Picocells offer many of the benefits of "small cells" (similar to femtocells) in that they improve data throughput for mobile users and increase capacity in the mobile network. In particular, the integration of picocells with macrocells through a heterogeneous network can be useful in seamless hand-offs and increased mobile data capacity.[4]

Picocells are available for most cellular technologies including GSM, CDMA, UMTS and LTE from manufacturers including ip.access, ZTE, Huawei and Airwalk.[5]


Typically the range of a microcell is less than two kilometers wide, a picocell is 200 meters or less, and a femtocell is on the order of 10 meters,[6] although AT&T calls its product, with a range of 40 feet (12 m), a "microcell".[7] AT&T uses "AT&T 3G MicroCell" as a trademark and not necessarily the "microcell" technology, however.[8]

See also

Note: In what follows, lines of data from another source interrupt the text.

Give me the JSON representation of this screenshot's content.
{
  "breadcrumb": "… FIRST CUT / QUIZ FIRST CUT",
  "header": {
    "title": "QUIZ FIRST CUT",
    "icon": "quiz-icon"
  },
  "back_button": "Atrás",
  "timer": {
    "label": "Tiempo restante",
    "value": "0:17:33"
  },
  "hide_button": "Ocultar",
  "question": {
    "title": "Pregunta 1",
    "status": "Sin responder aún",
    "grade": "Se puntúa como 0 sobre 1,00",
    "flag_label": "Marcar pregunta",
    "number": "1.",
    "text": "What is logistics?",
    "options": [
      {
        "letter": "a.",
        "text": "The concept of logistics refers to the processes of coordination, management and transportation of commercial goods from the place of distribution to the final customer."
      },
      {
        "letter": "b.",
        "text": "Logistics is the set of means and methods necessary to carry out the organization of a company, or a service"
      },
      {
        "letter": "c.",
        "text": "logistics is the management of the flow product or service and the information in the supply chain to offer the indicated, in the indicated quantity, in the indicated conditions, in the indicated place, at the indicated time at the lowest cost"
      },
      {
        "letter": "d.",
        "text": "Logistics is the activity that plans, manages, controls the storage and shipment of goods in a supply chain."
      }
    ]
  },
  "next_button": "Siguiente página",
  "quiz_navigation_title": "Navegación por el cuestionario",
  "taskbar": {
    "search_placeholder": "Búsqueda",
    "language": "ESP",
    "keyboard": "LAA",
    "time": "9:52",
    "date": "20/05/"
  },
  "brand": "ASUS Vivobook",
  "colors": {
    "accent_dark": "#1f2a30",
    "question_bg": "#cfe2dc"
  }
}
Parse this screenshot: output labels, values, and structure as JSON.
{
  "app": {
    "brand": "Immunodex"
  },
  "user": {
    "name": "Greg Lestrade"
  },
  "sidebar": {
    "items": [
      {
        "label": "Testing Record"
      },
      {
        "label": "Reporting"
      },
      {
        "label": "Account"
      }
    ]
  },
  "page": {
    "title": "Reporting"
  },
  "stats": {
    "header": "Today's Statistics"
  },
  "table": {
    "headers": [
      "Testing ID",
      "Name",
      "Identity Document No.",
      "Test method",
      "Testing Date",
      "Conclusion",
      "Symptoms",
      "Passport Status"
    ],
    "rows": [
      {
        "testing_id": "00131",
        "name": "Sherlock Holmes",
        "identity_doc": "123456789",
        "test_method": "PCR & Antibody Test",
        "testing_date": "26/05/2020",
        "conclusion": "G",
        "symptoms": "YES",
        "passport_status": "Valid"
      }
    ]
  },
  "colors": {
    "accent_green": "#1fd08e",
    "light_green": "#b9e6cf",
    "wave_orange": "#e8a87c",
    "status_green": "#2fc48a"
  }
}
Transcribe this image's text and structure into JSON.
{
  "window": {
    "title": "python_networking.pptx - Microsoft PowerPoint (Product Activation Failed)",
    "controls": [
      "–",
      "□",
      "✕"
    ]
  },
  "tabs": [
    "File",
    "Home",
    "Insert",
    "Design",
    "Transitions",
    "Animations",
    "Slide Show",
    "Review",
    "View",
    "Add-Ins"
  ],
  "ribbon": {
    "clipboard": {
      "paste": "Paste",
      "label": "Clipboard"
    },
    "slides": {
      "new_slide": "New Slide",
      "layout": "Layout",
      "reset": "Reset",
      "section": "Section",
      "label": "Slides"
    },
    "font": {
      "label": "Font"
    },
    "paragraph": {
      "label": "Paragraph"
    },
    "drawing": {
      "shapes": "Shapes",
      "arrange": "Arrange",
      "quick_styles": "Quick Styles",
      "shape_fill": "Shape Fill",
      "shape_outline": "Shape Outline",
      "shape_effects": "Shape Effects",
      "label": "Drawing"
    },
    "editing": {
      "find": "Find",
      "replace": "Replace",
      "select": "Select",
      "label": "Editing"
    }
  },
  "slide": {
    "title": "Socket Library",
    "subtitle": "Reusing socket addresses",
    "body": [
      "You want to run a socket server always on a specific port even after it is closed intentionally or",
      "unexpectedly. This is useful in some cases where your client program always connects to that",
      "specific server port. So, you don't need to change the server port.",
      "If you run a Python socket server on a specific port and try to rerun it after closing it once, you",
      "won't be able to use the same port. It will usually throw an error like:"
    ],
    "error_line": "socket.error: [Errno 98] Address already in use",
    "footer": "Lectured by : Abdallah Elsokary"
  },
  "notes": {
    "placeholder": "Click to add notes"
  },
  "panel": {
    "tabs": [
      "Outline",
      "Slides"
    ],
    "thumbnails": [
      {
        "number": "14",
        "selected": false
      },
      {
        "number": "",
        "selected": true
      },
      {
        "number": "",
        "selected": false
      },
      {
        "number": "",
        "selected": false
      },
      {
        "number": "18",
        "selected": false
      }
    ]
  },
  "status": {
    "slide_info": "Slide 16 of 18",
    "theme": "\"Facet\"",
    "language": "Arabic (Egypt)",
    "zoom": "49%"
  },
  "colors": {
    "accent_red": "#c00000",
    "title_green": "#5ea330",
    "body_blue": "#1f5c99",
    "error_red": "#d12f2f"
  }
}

  1. "picocell primer". Eetimes. Retrieved 2010-12-21.<templatestyles src="Module:Citation/CS1/styles.css"></templatestyles>
  2. "ip.access nanoBTS picocell". ip.access. Retrieved 2010-12-21.<templatestyles src="Module:Citation/CS1/styles.css"></templatestyles>
  3. "In-flight picocell connectivity". Radio-Electronics. Retrieved 2010-12-21.<templatestyles src="Module:Citation/CS1/styles.css"></templatestyles>
  4. "Mobile Experts Picocell Forecast".<templatestyles src="Module:Citation/CS1/styles.css"></templatestyles>
  5. "picocell vendor matrix". ABI Research. Retrieved 2010-12-21.<templatestyles src="Module:Citation/CS1/styles.css"></templatestyles>
  6. http://www.visionmobile.com/blog/2007/12/do-we-really-need-femto-cells/
  7. http://www.wireless.att.com/learn/why/3gmicrocell/faq.jsp
  8. "AT&T 3G MicroCell - Wireless Signal Booster - Wireless from AT&T". Wireless.att.com. Retrieved 2014-03-17.<templatestyles src="Module:Citation/CS1/styles.css"></templatestyles>